Cultures of Energy
About This Show
Cultures of Energy brings writers, artists and scholars together to talk, think and feel their way into the Anthropocene. We cover serious issues like climate change, species extinction and energy transition. But we also try to confront seemingly huge and insurmountable problems with insight, creativity and laughter.
We believe in the possibility of personal and cultural change. And we believe that the arts and humanities can help guide us toward a more sustainable future.
Cultures of Energy is sponsored by Rice University’s Center for Energy and Environmental Research in the Human Sciences (CENHS, pronounced ‘sense’). Join the conversation on Twitter @cenhs and on the web at culturesofenergy.com.
Most Recent Episode
101 - Joe Masco
1 day ago

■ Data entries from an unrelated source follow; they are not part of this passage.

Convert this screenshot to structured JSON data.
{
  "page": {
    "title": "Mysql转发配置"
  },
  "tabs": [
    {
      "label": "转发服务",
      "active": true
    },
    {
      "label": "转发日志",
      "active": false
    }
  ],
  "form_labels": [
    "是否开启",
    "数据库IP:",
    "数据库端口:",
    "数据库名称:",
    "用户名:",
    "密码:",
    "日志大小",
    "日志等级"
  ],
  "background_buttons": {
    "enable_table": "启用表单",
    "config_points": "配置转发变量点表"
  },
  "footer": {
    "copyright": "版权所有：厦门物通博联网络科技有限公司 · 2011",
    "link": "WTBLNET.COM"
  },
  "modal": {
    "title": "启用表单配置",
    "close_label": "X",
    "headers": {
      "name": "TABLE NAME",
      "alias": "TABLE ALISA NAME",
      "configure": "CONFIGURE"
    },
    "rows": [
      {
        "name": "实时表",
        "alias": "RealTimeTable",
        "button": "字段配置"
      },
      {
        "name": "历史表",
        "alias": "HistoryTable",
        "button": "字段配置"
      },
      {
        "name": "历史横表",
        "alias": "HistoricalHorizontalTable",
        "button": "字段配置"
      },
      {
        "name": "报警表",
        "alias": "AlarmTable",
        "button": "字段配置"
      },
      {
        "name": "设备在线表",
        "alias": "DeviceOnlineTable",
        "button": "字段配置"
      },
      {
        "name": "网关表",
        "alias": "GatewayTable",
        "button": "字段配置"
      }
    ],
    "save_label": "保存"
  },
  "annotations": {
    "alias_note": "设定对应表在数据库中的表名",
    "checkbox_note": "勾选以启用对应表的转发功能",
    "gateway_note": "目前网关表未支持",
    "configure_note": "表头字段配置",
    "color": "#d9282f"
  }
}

Cymene and Dominic explain “trunk cake” and then (9:27) we welcome to the podcast the fabulous Joe Masco, author most recently of Theater of Operations (Duke UP, 2014). The conversation starts with the relationship between affect and knowledge in the U.S. security state and whether Joe thinks biosecurity has maintained its noir character in the Trump era. We discuss the critical role the imaginary plays in counter-terrorist statecraft, how the war on terror helped to lay groundwork for the spread of propaganda and “alternative facts” today, and how today’s condition of climate emergency draws upon discourses and infrastructures of nuclear emergency developed in the 20th century. Joe explains how radioactive fallout studies helped shape the science of ecology and prompt the first international environmental treaties and why the department of defense today views climate change through the lens of weapons of mass destruction. We talk about what institutions of national security and a “deep (petro)state” are contributing to resistance to climate action and Joe tells us how the nuclear era is entering into a new phase in the 21st century even as nuclear statecraft appears to have abolished both “war” and “peace” from the political imagination. We close with a discussion of nuclear renaissance and nuclear sublime and why we must resist a climate sublime that is emerging to take its place.